▶ _PROVIDED RECORDS_
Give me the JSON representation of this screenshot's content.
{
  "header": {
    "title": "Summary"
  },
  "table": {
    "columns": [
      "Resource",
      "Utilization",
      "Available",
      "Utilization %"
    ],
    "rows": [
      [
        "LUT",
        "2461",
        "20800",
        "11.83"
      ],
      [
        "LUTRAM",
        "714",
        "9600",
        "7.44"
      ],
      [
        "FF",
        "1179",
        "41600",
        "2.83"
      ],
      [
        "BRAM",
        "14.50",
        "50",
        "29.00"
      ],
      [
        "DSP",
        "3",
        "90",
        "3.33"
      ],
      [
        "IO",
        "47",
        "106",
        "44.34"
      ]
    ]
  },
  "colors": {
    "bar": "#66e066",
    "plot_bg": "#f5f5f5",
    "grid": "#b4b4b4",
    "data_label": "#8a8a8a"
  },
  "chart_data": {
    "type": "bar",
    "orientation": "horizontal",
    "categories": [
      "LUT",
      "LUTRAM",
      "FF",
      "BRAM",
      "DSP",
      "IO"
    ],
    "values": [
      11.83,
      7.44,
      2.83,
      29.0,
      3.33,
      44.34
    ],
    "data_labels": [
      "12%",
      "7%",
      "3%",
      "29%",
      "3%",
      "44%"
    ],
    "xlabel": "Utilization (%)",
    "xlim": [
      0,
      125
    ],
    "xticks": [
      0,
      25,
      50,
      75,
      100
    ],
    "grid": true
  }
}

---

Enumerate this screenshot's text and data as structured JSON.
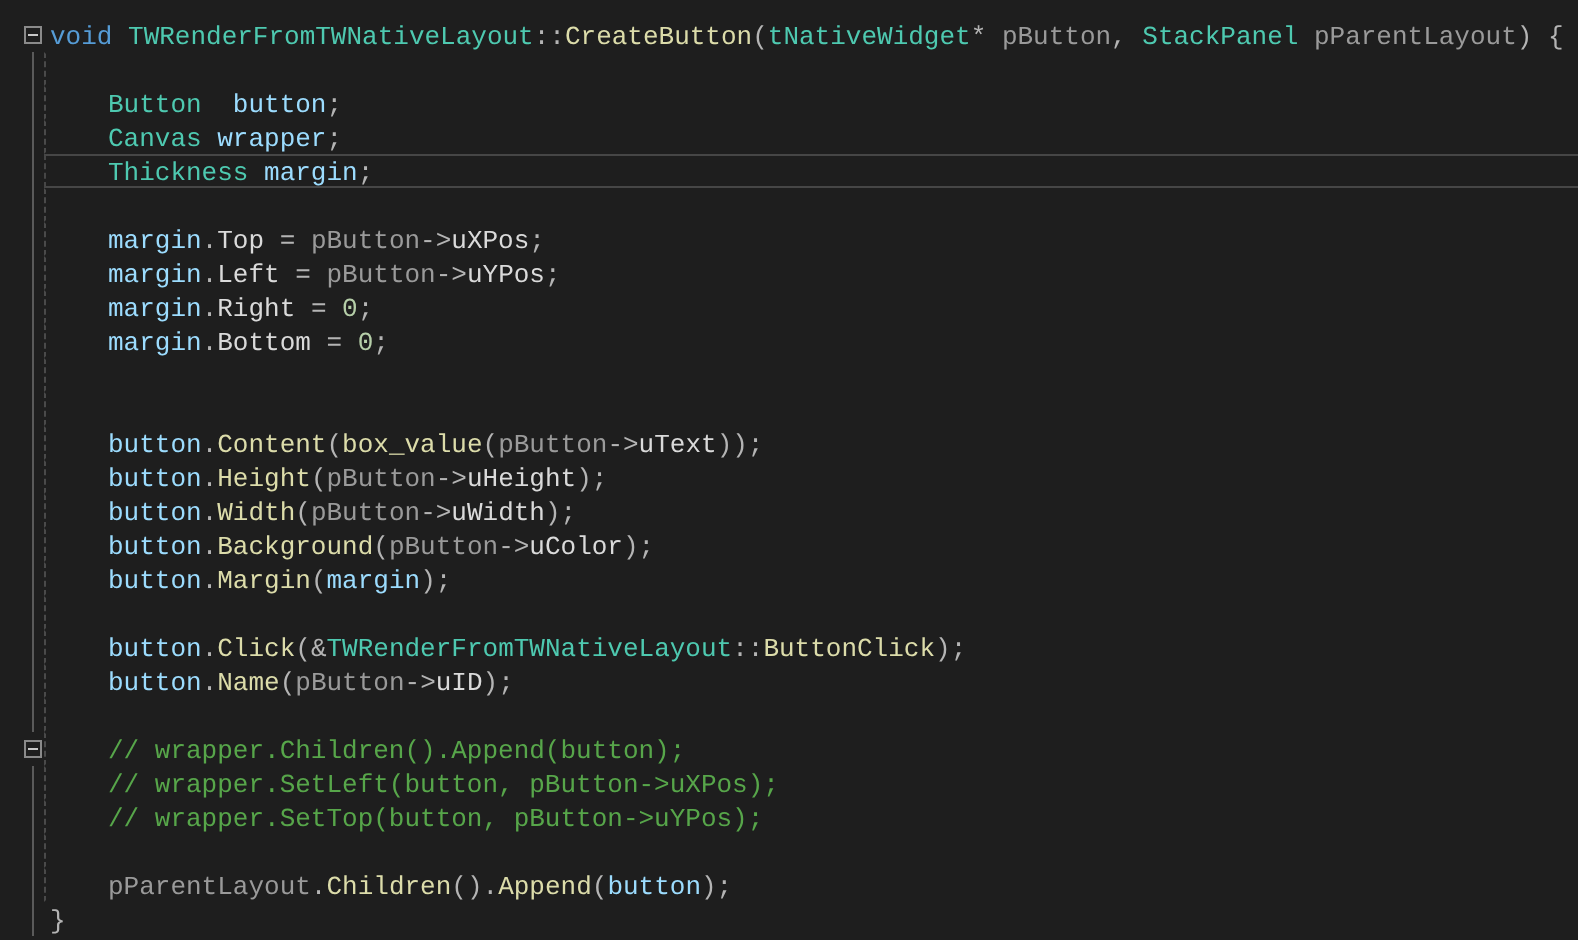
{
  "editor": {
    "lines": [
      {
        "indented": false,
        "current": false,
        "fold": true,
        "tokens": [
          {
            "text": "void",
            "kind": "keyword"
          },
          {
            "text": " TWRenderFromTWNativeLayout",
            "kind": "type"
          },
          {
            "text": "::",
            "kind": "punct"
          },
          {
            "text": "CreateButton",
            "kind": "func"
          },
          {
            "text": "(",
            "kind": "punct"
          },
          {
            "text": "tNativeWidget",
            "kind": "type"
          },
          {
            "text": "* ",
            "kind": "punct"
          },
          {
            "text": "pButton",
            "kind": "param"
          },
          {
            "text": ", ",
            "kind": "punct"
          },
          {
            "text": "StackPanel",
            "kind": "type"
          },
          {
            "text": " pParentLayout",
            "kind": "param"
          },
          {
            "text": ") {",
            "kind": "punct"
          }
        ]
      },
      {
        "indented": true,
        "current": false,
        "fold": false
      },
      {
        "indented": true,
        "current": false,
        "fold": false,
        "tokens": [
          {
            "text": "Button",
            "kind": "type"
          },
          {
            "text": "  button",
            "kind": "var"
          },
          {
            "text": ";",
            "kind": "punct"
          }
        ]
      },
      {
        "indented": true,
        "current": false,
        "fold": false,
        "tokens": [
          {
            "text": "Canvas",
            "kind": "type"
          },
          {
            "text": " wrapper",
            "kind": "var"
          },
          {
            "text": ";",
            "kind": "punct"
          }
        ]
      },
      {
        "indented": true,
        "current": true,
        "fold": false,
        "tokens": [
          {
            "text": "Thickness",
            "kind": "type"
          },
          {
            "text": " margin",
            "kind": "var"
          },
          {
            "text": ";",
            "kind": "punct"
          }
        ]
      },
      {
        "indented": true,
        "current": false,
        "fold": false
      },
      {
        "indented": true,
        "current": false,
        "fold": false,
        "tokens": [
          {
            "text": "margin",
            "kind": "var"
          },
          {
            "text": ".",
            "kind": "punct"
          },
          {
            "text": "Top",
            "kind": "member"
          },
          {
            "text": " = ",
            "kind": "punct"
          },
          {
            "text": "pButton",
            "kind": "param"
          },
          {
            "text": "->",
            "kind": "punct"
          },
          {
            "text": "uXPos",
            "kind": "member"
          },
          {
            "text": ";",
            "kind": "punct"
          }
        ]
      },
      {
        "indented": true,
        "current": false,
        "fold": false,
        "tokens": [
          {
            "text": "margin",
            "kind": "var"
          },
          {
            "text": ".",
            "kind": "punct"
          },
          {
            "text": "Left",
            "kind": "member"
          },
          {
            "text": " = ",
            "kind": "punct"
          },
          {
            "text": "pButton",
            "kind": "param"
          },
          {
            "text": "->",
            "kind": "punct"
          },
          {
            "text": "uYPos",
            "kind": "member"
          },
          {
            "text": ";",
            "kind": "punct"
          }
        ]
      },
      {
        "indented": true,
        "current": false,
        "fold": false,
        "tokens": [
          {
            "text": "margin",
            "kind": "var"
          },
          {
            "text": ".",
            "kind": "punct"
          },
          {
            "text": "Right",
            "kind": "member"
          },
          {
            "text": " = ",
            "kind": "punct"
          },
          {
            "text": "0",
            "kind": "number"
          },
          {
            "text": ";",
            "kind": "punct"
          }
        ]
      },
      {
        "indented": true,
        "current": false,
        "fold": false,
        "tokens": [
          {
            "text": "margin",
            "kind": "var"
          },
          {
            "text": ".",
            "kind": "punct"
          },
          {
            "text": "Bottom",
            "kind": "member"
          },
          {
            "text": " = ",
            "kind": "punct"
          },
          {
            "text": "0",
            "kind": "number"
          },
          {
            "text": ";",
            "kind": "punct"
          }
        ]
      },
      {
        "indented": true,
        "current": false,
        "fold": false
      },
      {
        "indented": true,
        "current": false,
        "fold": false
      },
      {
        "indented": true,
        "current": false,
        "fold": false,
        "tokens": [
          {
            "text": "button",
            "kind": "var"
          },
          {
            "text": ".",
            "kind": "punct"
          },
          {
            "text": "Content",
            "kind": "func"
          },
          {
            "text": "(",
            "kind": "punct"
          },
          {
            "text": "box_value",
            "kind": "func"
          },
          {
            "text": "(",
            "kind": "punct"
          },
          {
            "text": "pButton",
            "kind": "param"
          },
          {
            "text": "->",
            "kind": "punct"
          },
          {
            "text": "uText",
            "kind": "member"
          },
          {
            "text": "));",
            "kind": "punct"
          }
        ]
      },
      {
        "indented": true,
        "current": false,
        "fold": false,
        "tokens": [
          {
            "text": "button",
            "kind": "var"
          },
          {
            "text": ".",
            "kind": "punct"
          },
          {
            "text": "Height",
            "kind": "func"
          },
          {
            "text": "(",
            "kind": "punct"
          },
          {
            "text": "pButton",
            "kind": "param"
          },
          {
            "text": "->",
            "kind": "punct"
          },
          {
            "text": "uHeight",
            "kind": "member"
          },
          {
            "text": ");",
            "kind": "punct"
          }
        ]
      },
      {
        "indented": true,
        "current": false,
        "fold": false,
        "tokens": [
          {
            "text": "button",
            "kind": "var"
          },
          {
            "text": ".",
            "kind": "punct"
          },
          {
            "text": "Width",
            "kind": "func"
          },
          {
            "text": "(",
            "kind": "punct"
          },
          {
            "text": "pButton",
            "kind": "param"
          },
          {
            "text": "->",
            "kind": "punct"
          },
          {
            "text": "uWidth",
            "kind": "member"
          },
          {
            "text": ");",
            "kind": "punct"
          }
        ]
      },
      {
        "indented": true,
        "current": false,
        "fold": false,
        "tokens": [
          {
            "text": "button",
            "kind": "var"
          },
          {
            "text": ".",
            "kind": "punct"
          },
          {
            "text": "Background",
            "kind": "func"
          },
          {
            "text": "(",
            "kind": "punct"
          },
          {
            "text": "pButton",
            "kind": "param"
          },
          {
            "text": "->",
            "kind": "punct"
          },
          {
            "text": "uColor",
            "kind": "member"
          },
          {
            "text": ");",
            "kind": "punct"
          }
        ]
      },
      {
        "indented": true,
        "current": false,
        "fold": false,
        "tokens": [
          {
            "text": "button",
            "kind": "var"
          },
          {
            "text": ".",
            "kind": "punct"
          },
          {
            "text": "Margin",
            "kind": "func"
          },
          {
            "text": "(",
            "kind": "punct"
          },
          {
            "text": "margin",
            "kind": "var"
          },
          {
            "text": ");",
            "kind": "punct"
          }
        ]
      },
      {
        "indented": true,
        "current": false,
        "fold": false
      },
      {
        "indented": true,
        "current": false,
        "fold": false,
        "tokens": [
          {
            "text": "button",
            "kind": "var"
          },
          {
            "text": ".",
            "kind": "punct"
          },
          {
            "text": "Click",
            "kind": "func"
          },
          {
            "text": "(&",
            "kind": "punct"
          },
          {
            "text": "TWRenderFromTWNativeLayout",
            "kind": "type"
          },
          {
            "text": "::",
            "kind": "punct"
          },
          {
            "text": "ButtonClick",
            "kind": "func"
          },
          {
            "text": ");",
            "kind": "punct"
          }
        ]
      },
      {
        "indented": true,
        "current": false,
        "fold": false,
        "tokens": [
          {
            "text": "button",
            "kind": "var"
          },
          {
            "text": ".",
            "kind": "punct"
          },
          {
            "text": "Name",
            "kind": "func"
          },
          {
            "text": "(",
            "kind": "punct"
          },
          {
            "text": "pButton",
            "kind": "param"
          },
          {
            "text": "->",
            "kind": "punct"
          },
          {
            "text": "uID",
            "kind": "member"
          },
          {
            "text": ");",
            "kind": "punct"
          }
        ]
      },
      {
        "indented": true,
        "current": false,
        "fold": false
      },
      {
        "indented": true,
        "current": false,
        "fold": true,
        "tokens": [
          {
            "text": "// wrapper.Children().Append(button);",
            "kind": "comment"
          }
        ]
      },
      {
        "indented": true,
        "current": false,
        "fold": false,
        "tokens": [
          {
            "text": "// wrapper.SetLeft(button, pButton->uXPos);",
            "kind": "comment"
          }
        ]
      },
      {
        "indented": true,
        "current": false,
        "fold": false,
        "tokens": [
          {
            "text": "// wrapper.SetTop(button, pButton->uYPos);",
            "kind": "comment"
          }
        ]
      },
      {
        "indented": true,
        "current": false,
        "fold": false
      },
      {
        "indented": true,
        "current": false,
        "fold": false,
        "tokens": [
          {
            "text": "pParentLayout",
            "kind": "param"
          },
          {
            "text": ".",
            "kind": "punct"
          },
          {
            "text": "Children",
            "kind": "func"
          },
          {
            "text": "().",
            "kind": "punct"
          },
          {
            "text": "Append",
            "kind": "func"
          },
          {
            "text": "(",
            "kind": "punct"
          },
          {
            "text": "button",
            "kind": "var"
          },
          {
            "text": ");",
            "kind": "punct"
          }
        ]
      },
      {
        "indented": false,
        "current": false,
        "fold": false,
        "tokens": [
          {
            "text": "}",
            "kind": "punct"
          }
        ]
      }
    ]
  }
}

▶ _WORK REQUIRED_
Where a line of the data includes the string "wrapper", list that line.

▶ _RESULT_
            "text": " wrapper",
            "text": "// wrapper.Children().Append(button);",
            "text": "// wrapper.SetLeft(button, pButton->uXPos);",
            "text": "// wrapper.SetTop(button, pButton->uYPos);",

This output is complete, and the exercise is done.